Annual Irish production output for Manufacturing Industries in May 2009 was 4.3% lower than in May 2008. The seasonally adjusted volume of industrial production for Manufacturing Industries for the three month period March to May 2009 was 2.3% higher than in the preceding three month period. There was an 18.7% growth in pharmaceutical output, according to the CSO.
Irish manufacturing is dominated by foreign-owned firms.
The “Modern” Sector, comprising a number of high-technology and chemical sectors, showed an annual increase in production for May 2009 of 1.3% while a decrease of 12.1% was recorded in the “Traditional” Sector.
Introduction of Rebased Series (Base: year 2005=100)
The latest data incorporates rebased monthly Production and Turnover indices compiled with respect to a new base year (year 2005=100) and using updated weights taken from the Census of Industrial Production 2005. The new series replace the former series (base: year 2000=100).
The indices are also reclassified in accordance with NACE Rev. 2 i.e. the most recent Statistical Classification of Economic Activities in the European Union.
The introduction of the NACE Rev. 2 classification has led to some significant changes to results when compared with previous Rev. 1.1 results. The main changes are due to the use of revised weights from the Census of Industrial Production 2005 and the reclassification of local units in the Publishing sector (Rev. 1.1 NACE 22) to the Services sector.

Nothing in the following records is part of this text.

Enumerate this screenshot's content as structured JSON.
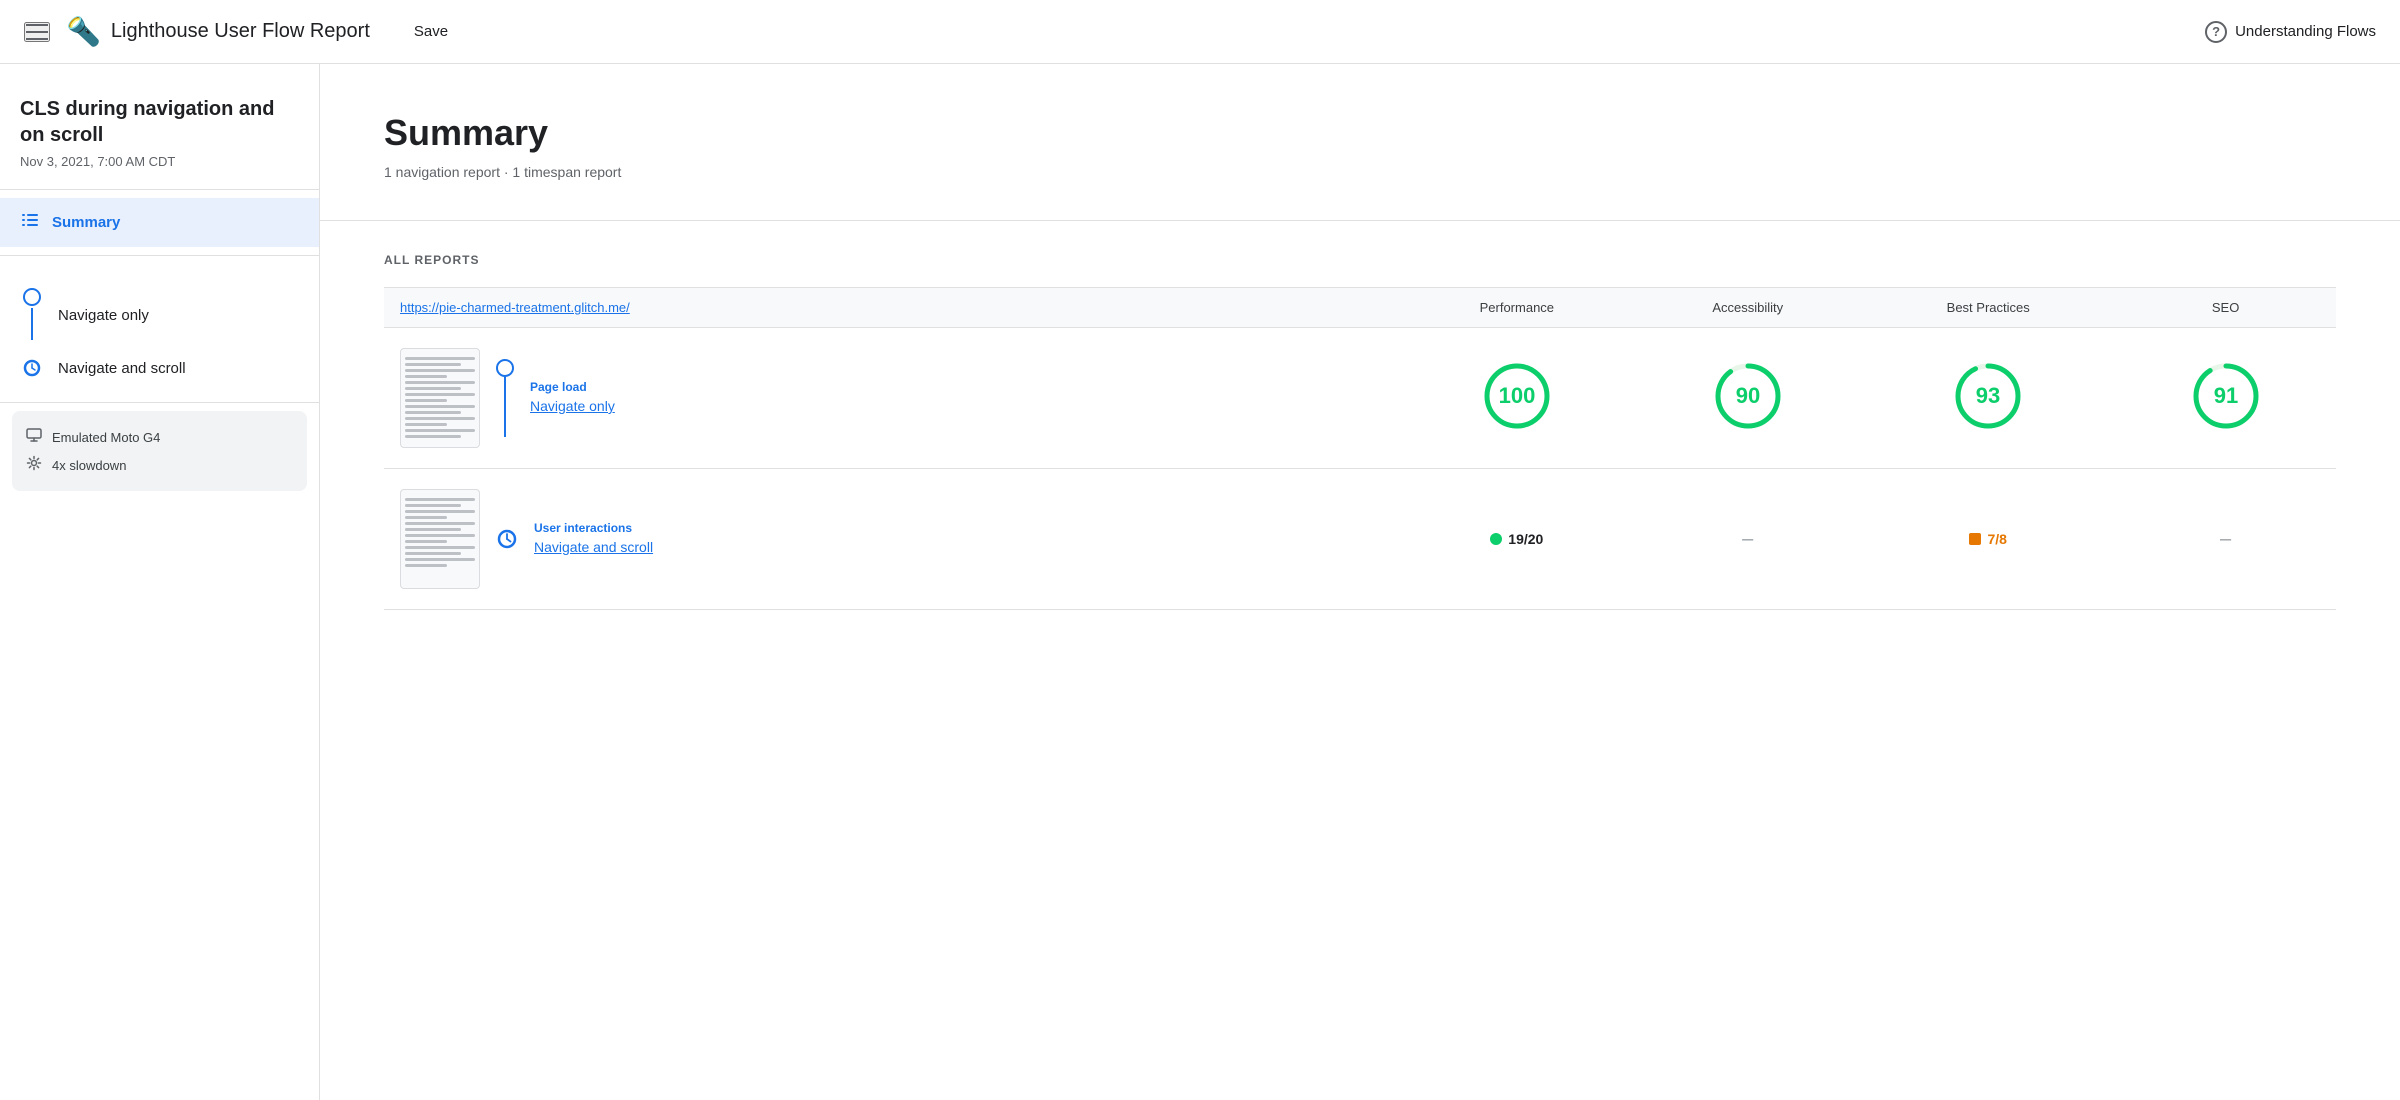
{
  "header": {
    "menu_label": "menu",
    "logo": "🔦",
    "title": "Lighthouse User Flow Report",
    "save_label": "Save",
    "help_label": "Understanding Flows"
  },
  "sidebar": {
    "project_title": "CLS during navigation and on scroll",
    "project_date": "Nov 3, 2021, 7:00 AM CDT",
    "summary_label": "Summary",
    "steps": [
      {
        "id": "navigate-only",
        "label": "Navigate only",
        "type": "circle"
      },
      {
        "id": "navigate-scroll",
        "label": "Navigate and scroll",
        "type": "clock"
      }
    ],
    "env": [
      {
        "icon": "monitor",
        "label": "Emulated Moto G4"
      },
      {
        "icon": "gear",
        "label": "4x slowdown"
      }
    ]
  },
  "main": {
    "summary": {
      "title": "Summary",
      "subtitle": "1 navigation report · 1 timespan report"
    },
    "reports_heading": "ALL REPORTS",
    "table_url": "https://pie-charmed-treatment.glitch.me/",
    "columns": [
      "Performance",
      "Accessibility",
      "Best Practices",
      "SEO"
    ],
    "rows": [
      {
        "type": "Page load",
        "name": "Navigate only",
        "step_type": "circle",
        "scores": [
          {
            "value": "100",
            "kind": "circle",
            "color": "#0cce6b",
            "stroke": "#0cce6b"
          },
          {
            "value": "90",
            "kind": "circle",
            "color": "#0cce6b",
            "stroke": "#0cce6b"
          },
          {
            "value": "93",
            "kind": "circle",
            "color": "#0cce6b",
            "stroke": "#0cce6b"
          },
          {
            "value": "91",
            "kind": "circle",
            "color": "#0cce6b",
            "stroke": "#0cce6b"
          }
        ]
      },
      {
        "type": "User interactions",
        "name": "Navigate and scroll",
        "step_type": "clock",
        "scores": [
          {
            "value": "19/20",
            "kind": "badge-dot",
            "color": "#0cce6b"
          },
          {
            "value": "–",
            "kind": "dash"
          },
          {
            "value": "7/8",
            "kind": "badge-square",
            "color": "#e67700"
          },
          {
            "value": "–",
            "kind": "dash"
          }
        ]
      }
    ]
  }
}
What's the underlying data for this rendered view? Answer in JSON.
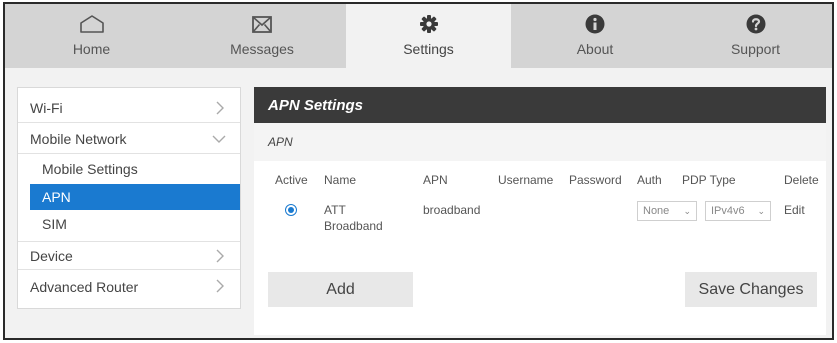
{
  "nav": {
    "tabs": [
      {
        "label": "Home",
        "icon": "home-icon"
      },
      {
        "label": "Messages",
        "icon": "envelope-icon"
      },
      {
        "label": "Settings",
        "icon": "gear-icon"
      },
      {
        "label": "About",
        "icon": "info-icon"
      },
      {
        "label": "Support",
        "icon": "question-icon"
      }
    ],
    "active": "Settings"
  },
  "sidebar": {
    "items": [
      {
        "label": "Wi-Fi"
      },
      {
        "label": "Mobile Network",
        "expanded": true,
        "children": [
          {
            "label": "Mobile Settings"
          },
          {
            "label": "APN",
            "selected": true
          },
          {
            "label": "SIM"
          }
        ]
      },
      {
        "label": "Device"
      },
      {
        "label": "Advanced Router"
      }
    ]
  },
  "main": {
    "title": "APN Settings",
    "section": "APN",
    "table": {
      "headers": [
        "Active",
        "Name",
        "APN",
        "Username",
        "Password",
        "Auth",
        "PDP Type",
        "Delete"
      ],
      "rows": [
        {
          "active": true,
          "name_line1": "ATT",
          "name_line2": "Broadband",
          "apn": "broadband",
          "username": "",
          "password": "",
          "auth": "None",
          "pdp_type": "IPv4v6",
          "delete": "Edit"
        }
      ]
    },
    "add_label": "Add",
    "save_label": "Save Changes"
  },
  "colors": {
    "accent": "#1a7ad0",
    "header_bg": "#3a3a3a",
    "nav_bg": "#d4d4d4",
    "page_bg": "#f2f2f2"
  }
}
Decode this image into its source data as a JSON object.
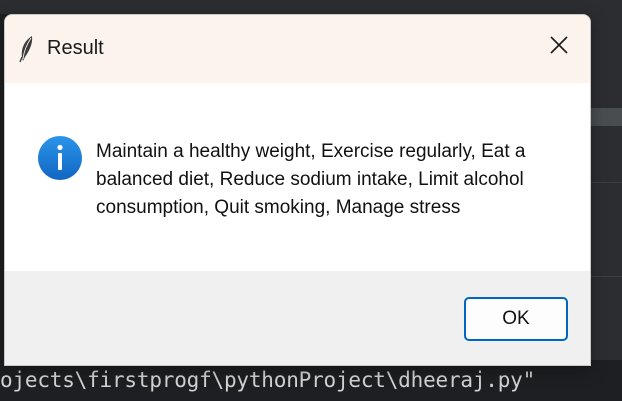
{
  "dialog": {
    "title": "Result",
    "message": "Maintain a healthy weight, Exercise regularly, Eat a balanced diet, Reduce sodium intake, Limit alcohol consumption, Quit smoking, Manage stress",
    "ok_label": "OK",
    "app_icon": "feather-icon",
    "message_icon": "info-icon",
    "close_icon": "close-icon"
  },
  "terminal": {
    "text": "ojects\\firstprogf\\pythonProject\\dheeraj.py\""
  },
  "colors": {
    "titlebar": "#fbf3ec",
    "info_icon": "#1a82d8",
    "ok_border": "#0067c0",
    "background": "#1e1f22"
  }
}
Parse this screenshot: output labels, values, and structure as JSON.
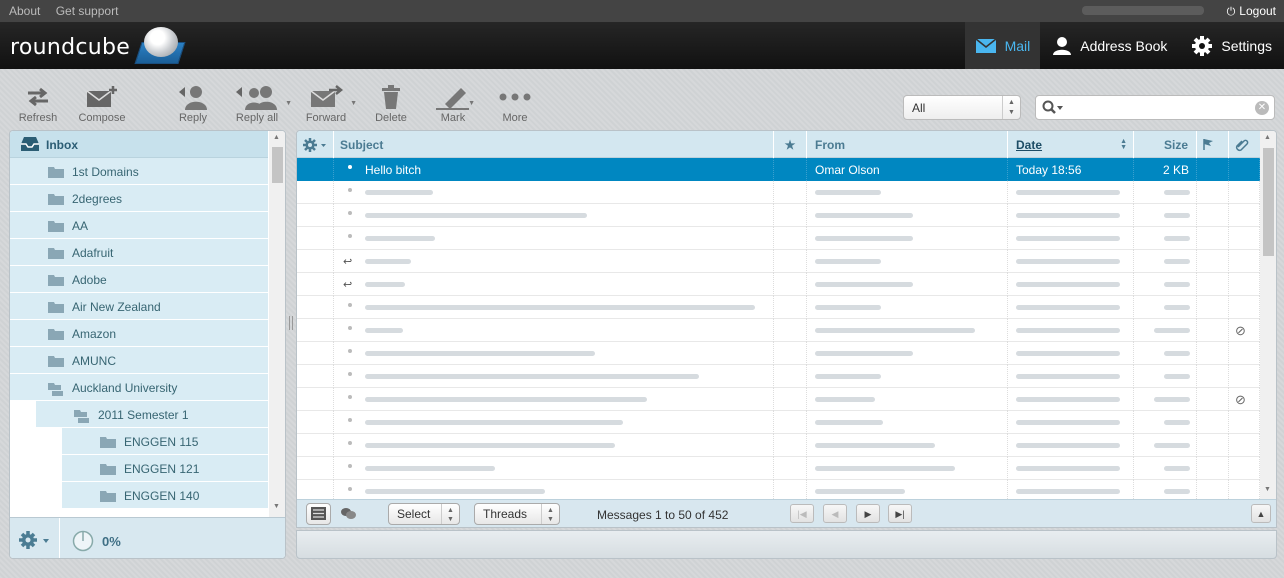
{
  "topline": {
    "about": "About",
    "support": "Get support",
    "logout": "Logout"
  },
  "logo": {
    "text": "roundcube"
  },
  "taskbar": [
    {
      "label": "Mail",
      "icon": "envelope-icon",
      "selected": true
    },
    {
      "label": "Address Book",
      "icon": "person-icon",
      "selected": false
    },
    {
      "label": "Settings",
      "icon": "gear-icon",
      "selected": false
    }
  ],
  "toolbar": {
    "refresh": "Refresh",
    "compose": "Compose",
    "reply": "Reply",
    "reply_all": "Reply all",
    "forward": "Forward",
    "delete": "Delete",
    "mark": "Mark",
    "more": "More"
  },
  "search": {
    "filter": "All",
    "query": ""
  },
  "folders": {
    "inbox": "Inbox",
    "items": [
      {
        "name": "1st Domains"
      },
      {
        "name": "2degrees"
      },
      {
        "name": "AA"
      },
      {
        "name": "Adafruit"
      },
      {
        "name": "Adobe"
      },
      {
        "name": "Air New Zealand"
      },
      {
        "name": "Amazon"
      },
      {
        "name": "AMUNC"
      },
      {
        "name": "Auckland University"
      },
      {
        "name": "2011 Semester 1"
      },
      {
        "name": "ENGGEN 115"
      },
      {
        "name": "ENGGEN 121"
      },
      {
        "name": "ENGGEN 140"
      }
    ],
    "quota": "0%"
  },
  "columns": {
    "subject": "Subject",
    "from": "From",
    "date": "Date",
    "size": "Size"
  },
  "messages": [
    {
      "subject": "Hello bitch",
      "from": "Omar Olson",
      "date": "Today 18:56",
      "size": "2 KB",
      "selected": true
    }
  ],
  "footer": {
    "select": "Select",
    "threads": "Threads",
    "count": "Messages 1 to 50 of 452"
  }
}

Commenting on the CSO figures, IBEC Chief Economist David Croughan said: "Although the total figures recorded only a modest decline and compared well with many other economies, which have suffered sharper falls in output, the strength came almost entirely from the 18.7% growth in pharmaceutical output.
"Output in other modern sectors such as computers, electronic and optical equipment was down by over 22%. Output in the traditional sectors fell by an annual 13.8% in the first five months of the year, with very large declines of between 30% and 46% recorded in metals and engineering, non-metallic mineral products and wood.
"A welcome aspect was the modest fall of only 0.4% in food output, though this masked significant variations, with growth in dairy and grain output of close to 8% being offset by a fall of over 12% in meat products. Despite this apparently reasonable output performance the data show that the sector is facing extreme pressures due to weak global commodity prices and continuing exchange rate difficulties.
"There was evidence of growing pressure on margins, as in May the production index fell by an annual 4.3% while the value of turnover fell by 10%, suggesting significant price reductions."